→ **INSTRUCTIONS TO FOLLOW**: Wherever a line below holds the word "this", copy that line.

→ **EXERCISE INPUT**:
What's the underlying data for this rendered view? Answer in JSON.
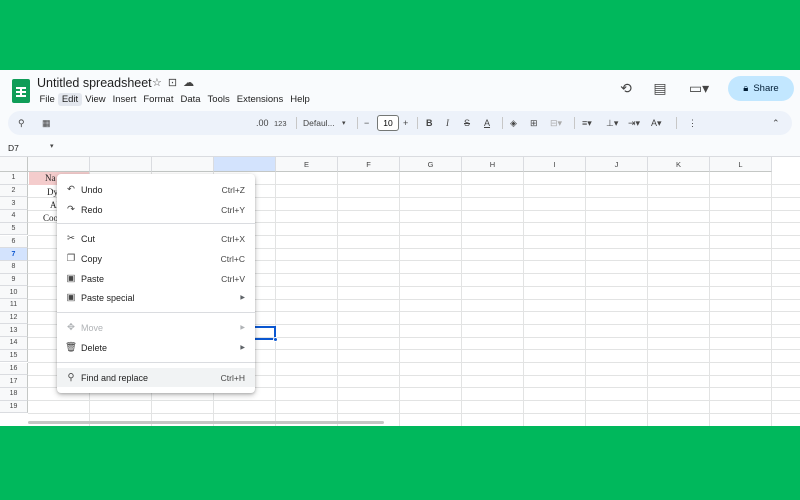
{
  "app": {
    "title": "Untitled spreadsheet",
    "share_label": "Share",
    "menubar": [
      "File",
      "Edit",
      "View",
      "Insert",
      "Format",
      "Data",
      "Tools",
      "Extensions",
      "Help"
    ]
  },
  "toolbar": {
    "number_format_label": ".00",
    "number_format_123": "123",
    "font_label": "Defaul...",
    "font_size": "10"
  },
  "namebox": {
    "value": "D7"
  },
  "grid": {
    "columns": [
      "",
      "",
      "",
      "",
      "E",
      "F",
      "G",
      "H",
      "I",
      "J",
      "K",
      "L"
    ],
    "rows": [
      "1",
      "2",
      "3",
      "4",
      "5",
      "6",
      "7",
      "8",
      "9",
      "10",
      "11",
      "12",
      "13",
      "14",
      "15",
      "16",
      "17",
      "18",
      "19"
    ],
    "selected_row": "7",
    "cells": {
      "a1": "Na",
      "a2": "Dy",
      "a3": "Al",
      "a4": "Coo"
    }
  },
  "edit_menu": {
    "items": [
      {
        "icon": "undo-icon",
        "label": "Undo",
        "shortcut": "Ctrl+Z"
      },
      {
        "icon": "redo-icon",
        "label": "Redo",
        "shortcut": "Ctrl+Y"
      },
      {
        "icon": "cut-icon",
        "label": "Cut",
        "shortcut": "Ctrl+X"
      },
      {
        "icon": "copy-icon",
        "label": "Copy",
        "shortcut": "Ctrl+C"
      },
      {
        "icon": "paste-icon",
        "label": "Paste",
        "shortcut": "Ctrl+V"
      },
      {
        "icon": "paste-special-icon",
        "label": "Paste special",
        "shortcut": ""
      },
      {
        "icon": "move-icon",
        "label": "Move",
        "shortcut": ""
      },
      {
        "icon": "delete-icon",
        "label": "Delete",
        "shortcut": ""
      },
      {
        "icon": "find-replace-icon",
        "label": "Find and replace",
        "shortcut": "Ctrl+H"
      }
    ]
  },
  "colors": {
    "background": "#00b85c",
    "accent": "#0b57d0",
    "share_button": "#c2e7ff",
    "cell_a1_fill": "#f4cccc"
  }
}
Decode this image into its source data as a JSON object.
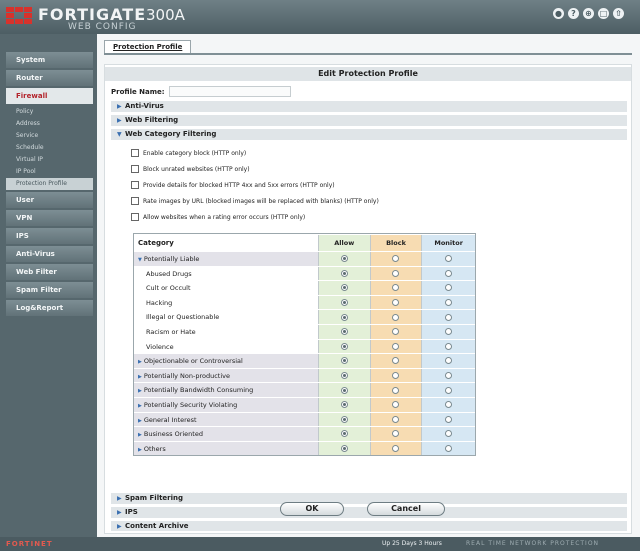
{
  "header": {
    "brand": "FORTIGATE",
    "model": "300A",
    "subtitle": "WEB CONFIG",
    "icons": [
      "wizard-icon",
      "help-icon",
      "console-icon",
      "refresh-icon",
      "logout-icon"
    ],
    "icon_glyphs": [
      "●",
      "?",
      "⊕",
      "□",
      "⇧"
    ]
  },
  "sidebar": {
    "items": [
      {
        "label": "System"
      },
      {
        "label": "Router"
      },
      {
        "label": "Firewall",
        "active": true
      },
      {
        "label": "User"
      },
      {
        "label": "VPN"
      },
      {
        "label": "IPS"
      },
      {
        "label": "Anti-Virus"
      },
      {
        "label": "Web Filter"
      },
      {
        "label": "Spam Filter"
      },
      {
        "label": "Log&Report"
      }
    ],
    "firewall_sub": [
      "Policy",
      "Address",
      "Service",
      "Schedule",
      "Virtual IP",
      "IP Pool",
      "Protection Profile"
    ]
  },
  "main": {
    "tab_label": "Protection Profile",
    "panel_title": "Edit Protection Profile",
    "profile_name_label": "Profile Name:",
    "profile_name_value": "",
    "sections": {
      "anti_virus": "Anti-Virus",
      "web_filtering": "Web Filtering",
      "web_category": "Web Category Filtering",
      "spam": "Spam Filtering",
      "ips": "IPS",
      "content_archive": "Content Archive"
    },
    "options": [
      "Enable category block (HTTP only)",
      "Block unrated websites (HTTP only)",
      "Provide details for blocked HTTP 4xx and 5xx errors (HTTP only)",
      "Rate images by URL (blocked images will be replaced with blanks) (HTTP only)",
      "Allow websites when a rating error occurs (HTTP only)"
    ],
    "table": {
      "headers": [
        "Category",
        "Allow",
        "Block",
        "Monitor"
      ],
      "rows": [
        {
          "name": "Potentially Liable",
          "group": true,
          "expanded": true
        },
        {
          "name": "Abused Drugs"
        },
        {
          "name": "Cult or Occult"
        },
        {
          "name": "Hacking"
        },
        {
          "name": "Illegal or Questionable"
        },
        {
          "name": "Racism or Hate"
        },
        {
          "name": "Violence"
        },
        {
          "name": "Objectionable or Controversial",
          "group": true
        },
        {
          "name": "Potentially Non-productive",
          "group": true
        },
        {
          "name": "Potentially Bandwidth Consuming",
          "group": true
        },
        {
          "name": "Potentially Security Violating",
          "group": true
        },
        {
          "name": "General Interest",
          "group": true
        },
        {
          "name": "Business Oriented",
          "group": true
        },
        {
          "name": "Others",
          "group": true
        }
      ],
      "selected": "Allow"
    },
    "buttons": {
      "ok": "OK",
      "cancel": "Cancel"
    }
  },
  "footer": {
    "brand": "FORTINET",
    "uptime": "Up 25 Days 3 Hours",
    "tagline": "REAL TIME NETWORK PROTECTION"
  },
  "colors": {
    "header": "#56676d",
    "accent_red": "#d8322c",
    "allow_col": "#e3f0d8",
    "block_col": "#f7dcb2",
    "monitor_col": "#d6e7f3"
  }
}
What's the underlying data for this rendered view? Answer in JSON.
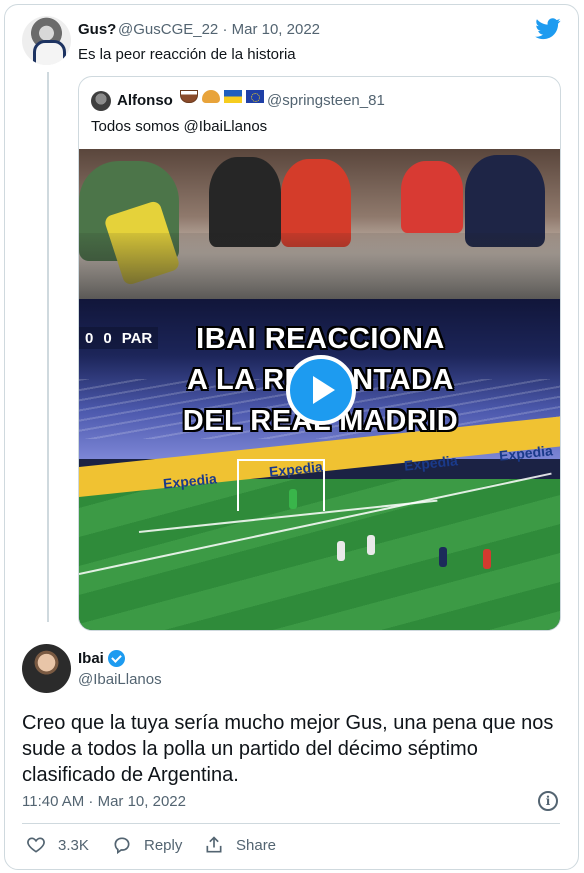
{
  "top_tweet": {
    "name": "Gus?",
    "handle": "@GusCGE_22",
    "separator": "·",
    "date": "Mar 10, 2022",
    "text": "Es la peor reacción de la historia"
  },
  "quoted_tweet": {
    "name": "Alfonso",
    "emoji": [
      "coffee-emoji",
      "croissant-emoji",
      "ukraine-flag-emoji",
      "eu-flag-emoji"
    ],
    "handle": "@springsteen_81",
    "text": "Todos somos @IbaiLlanos",
    "video": {
      "scoreboard": [
        "0",
        "0",
        "PAR"
      ],
      "title_lines": [
        "IBAI REACCIONA",
        "A LA REMONTADA",
        "DEL REAL MADRID"
      ],
      "banner": [
        "Expedia",
        "Expedia",
        "Expedia",
        "Expedia"
      ]
    }
  },
  "main_tweet": {
    "name": "Ibai",
    "handle": "@IbaiLlanos",
    "text": "Creo que la tuya sería mucho mejor Gus, una pena que nos sude a todos la polla un partido del décimo séptimo clasificado de Argentina.",
    "timestamp": "11:40 AM · Mar 10, 2022",
    "info_symbol": "i",
    "actions": {
      "like_count": "3.3K",
      "reply_label": "Reply",
      "share_label": "Share"
    }
  },
  "colors": {
    "accent": "#1d9bf0",
    "secondary_text": "#536471",
    "border": "#cfd9de"
  }
}
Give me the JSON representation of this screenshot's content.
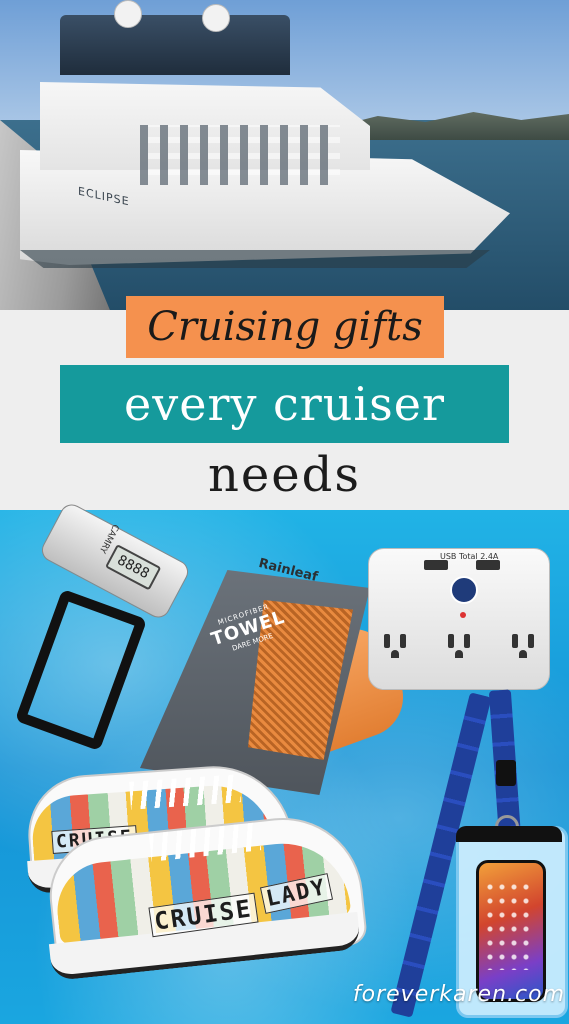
{
  "title": {
    "line1": "Cruising gifts",
    "line2": "every cruiser",
    "line3": "needs"
  },
  "ship": {
    "name": "ECLIPSE"
  },
  "products": {
    "scale": {
      "brand": "CAMRY",
      "display": "8888"
    },
    "towel": {
      "brand": "Rainleaf",
      "line1": "MICROFIBER",
      "line2": "TOWEL",
      "line3": "DARE MORE"
    },
    "adapter": {
      "usb_label": "USB Total 2.4A"
    },
    "sneakers": {
      "plate1": "CRUISE",
      "plate2": "CRUISE",
      "plate3": "LADY"
    }
  },
  "footer": {
    "site": "foreverkaren.com"
  },
  "colors": {
    "orange": "#f5914e",
    "teal": "#159a9c",
    "water": "#1aa6e0"
  }
}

→ **EXERCISE RESPONSE**:
What's the underlying data for this rendered view? Answer in JSON.
Decode this image into its source data as a JSON object.
What's the underlying data for this rendered view? Answer in JSON.
Give me the JSON representation of this screenshot's content.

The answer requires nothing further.